What I found most surprisingly interesting about Wild was its commentary on the conundrum of being a woman. Cheryl decides to hike the Pacific Crest Trail alone, and it’s said to her numerous times that hiking alone isn’t safe for a woman. In fact when she runs into another woman, over 60 days into her hike, she’s elated. They have an unspeakable bond and find solace that the other one is just present. The film depicts two scenes in which Cheryl is fearful for her life. Both times it’s because she is approached by men, alone on the trail. She wants to trust them, but her instincts of self-preservation make her wary and the viewer can feel her anxiety. Nothing horrible happens to her in the film, but it doesn’t mean it couldn’t have happened. Director Vallee used a scene late in the film to show the other side of the coin. Cheryl sways a Park Ranger to reopen a mail room after hours, so she can collect her packages, but he doesn’t offer the same favor to a group of male hikers. The Park Ranger also brings Cheryl coffee and a doughnut the next morning. The scene exemplifies how being female can lead to special treatment, and points out that her sex is often a double-edged sword, just as it was during her grief-filled and drug-fueled promiscuity after her mother’s death. It’s Cheryl that states, “Women can’t just walk out of their lives.” When asked if she’s a Feminist she immediately answers, “Yes.” What she doesn’t realize is that she did in fact walk out of her own life, meaning that she was able to escape and embark on her journey.
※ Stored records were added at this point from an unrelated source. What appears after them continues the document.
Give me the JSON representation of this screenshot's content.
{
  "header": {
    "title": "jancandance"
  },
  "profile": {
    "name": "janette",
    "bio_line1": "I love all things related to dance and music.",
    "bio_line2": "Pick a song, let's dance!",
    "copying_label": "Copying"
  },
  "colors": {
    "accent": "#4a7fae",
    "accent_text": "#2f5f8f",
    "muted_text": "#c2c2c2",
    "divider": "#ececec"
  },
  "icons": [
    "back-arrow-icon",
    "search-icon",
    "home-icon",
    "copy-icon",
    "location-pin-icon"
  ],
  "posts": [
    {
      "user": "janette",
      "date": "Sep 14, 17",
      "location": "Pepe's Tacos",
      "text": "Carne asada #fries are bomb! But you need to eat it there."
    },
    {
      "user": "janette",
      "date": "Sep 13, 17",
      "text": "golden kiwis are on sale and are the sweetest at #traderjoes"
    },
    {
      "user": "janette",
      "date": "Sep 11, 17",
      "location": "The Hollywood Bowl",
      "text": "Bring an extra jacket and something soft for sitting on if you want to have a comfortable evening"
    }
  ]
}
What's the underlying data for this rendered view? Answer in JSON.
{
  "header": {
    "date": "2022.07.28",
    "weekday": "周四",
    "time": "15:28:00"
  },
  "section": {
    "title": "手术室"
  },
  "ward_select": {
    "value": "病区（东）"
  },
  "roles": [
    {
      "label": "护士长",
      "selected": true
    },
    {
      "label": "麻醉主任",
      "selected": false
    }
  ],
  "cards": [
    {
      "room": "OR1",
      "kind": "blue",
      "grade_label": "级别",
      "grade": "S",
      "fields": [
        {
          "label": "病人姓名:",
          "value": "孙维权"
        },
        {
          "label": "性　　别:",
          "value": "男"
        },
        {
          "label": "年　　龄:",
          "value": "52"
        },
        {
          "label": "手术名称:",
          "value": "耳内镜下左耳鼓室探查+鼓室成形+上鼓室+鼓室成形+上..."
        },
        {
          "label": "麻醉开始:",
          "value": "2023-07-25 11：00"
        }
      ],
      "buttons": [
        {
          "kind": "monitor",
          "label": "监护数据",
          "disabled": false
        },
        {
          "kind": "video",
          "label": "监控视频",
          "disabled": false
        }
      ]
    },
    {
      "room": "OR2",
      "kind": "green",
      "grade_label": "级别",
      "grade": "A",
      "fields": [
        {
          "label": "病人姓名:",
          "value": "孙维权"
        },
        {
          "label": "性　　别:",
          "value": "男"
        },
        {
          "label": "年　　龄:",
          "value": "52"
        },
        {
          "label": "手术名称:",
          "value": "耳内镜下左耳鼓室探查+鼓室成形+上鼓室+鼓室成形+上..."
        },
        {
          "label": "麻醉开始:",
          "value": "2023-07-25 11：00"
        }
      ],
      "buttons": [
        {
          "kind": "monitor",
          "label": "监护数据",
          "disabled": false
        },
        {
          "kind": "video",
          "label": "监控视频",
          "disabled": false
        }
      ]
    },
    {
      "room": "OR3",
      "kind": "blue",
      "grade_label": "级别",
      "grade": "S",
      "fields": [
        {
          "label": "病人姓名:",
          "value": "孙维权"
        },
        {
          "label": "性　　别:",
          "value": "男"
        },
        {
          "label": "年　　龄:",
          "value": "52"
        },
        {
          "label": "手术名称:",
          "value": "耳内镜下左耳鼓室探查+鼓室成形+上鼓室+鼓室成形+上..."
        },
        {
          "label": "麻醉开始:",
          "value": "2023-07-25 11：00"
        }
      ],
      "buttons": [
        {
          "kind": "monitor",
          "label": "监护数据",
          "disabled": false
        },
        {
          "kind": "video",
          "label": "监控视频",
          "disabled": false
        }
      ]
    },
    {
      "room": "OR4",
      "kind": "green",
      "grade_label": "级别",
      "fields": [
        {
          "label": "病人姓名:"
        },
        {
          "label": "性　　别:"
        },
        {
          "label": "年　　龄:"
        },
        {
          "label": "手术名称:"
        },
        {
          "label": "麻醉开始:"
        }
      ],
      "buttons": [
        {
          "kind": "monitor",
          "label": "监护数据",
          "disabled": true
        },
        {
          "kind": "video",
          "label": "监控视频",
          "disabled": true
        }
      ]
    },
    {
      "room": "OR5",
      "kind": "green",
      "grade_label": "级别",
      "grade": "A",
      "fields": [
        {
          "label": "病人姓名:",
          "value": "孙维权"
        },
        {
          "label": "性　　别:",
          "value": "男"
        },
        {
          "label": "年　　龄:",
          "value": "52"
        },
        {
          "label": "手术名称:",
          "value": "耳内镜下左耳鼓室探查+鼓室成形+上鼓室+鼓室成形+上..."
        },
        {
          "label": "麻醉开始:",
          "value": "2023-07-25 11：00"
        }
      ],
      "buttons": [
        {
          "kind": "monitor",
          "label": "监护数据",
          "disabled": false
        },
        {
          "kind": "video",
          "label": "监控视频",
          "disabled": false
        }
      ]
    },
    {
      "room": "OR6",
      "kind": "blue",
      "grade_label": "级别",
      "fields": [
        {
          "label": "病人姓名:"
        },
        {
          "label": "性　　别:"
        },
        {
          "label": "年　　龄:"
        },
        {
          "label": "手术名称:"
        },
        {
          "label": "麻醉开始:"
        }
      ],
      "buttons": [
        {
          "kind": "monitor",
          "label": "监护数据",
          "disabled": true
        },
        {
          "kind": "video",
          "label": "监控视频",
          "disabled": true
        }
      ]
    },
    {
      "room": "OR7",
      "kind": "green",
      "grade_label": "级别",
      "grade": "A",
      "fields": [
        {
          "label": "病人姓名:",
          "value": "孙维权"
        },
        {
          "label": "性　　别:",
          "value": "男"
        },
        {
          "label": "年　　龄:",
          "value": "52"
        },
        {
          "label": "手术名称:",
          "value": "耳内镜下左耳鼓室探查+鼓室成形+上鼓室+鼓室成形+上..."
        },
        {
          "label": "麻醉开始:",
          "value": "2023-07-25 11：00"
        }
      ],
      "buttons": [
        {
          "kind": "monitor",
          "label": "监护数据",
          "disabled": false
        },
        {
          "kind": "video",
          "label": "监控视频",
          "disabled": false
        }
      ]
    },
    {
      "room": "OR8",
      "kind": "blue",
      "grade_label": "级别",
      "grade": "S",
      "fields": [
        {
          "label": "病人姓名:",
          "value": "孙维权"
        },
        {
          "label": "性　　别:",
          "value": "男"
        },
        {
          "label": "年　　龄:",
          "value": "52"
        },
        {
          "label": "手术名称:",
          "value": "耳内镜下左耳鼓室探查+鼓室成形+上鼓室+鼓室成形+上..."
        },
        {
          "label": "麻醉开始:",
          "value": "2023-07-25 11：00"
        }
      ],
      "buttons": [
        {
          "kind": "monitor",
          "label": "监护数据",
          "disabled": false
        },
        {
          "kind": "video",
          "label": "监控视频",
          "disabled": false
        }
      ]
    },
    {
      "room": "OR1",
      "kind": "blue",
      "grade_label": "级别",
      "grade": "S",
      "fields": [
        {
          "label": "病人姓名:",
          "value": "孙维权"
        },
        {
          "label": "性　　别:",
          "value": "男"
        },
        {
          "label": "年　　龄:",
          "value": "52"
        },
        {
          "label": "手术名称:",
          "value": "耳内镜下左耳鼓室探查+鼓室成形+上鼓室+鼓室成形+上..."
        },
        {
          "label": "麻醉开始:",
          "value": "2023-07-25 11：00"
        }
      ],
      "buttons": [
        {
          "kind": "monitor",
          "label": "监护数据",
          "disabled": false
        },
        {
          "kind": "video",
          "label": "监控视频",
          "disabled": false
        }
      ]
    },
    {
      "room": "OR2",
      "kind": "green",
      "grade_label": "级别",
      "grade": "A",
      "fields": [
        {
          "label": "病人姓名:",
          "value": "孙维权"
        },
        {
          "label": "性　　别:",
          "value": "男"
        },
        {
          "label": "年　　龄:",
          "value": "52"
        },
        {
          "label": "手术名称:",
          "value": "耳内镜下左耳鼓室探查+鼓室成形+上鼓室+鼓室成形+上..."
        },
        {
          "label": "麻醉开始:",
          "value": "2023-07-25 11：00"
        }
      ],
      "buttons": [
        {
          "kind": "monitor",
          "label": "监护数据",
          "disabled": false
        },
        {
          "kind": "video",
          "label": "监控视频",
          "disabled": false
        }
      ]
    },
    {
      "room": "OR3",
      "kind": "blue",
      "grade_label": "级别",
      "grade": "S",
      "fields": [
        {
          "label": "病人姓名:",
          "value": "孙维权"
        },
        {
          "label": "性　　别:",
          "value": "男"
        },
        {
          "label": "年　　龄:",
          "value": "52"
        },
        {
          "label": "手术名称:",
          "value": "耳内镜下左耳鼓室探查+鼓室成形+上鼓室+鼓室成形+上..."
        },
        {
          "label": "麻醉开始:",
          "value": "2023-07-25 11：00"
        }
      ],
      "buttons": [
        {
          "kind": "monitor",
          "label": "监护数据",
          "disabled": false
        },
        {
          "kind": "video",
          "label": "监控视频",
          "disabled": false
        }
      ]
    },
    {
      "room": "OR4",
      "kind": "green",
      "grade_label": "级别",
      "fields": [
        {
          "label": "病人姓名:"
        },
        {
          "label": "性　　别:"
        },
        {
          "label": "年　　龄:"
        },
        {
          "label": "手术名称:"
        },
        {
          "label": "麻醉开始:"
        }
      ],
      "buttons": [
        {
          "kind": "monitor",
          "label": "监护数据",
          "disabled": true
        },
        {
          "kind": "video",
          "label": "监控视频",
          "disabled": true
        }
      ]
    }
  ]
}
Wild is in a small class of films that successfully depicts a person’s journey, both literally and figuratively. It’s based on a moving memoir and draws on unforgettable lines from the book to punctuate Cheryl’s feelings throughout the film. The best line is “God’s a ruthless bitch.” The film reminds us that despite your troubles, you never know where your life is going.
Stay for the credits to see candid photos of the real Cheryl Strayed.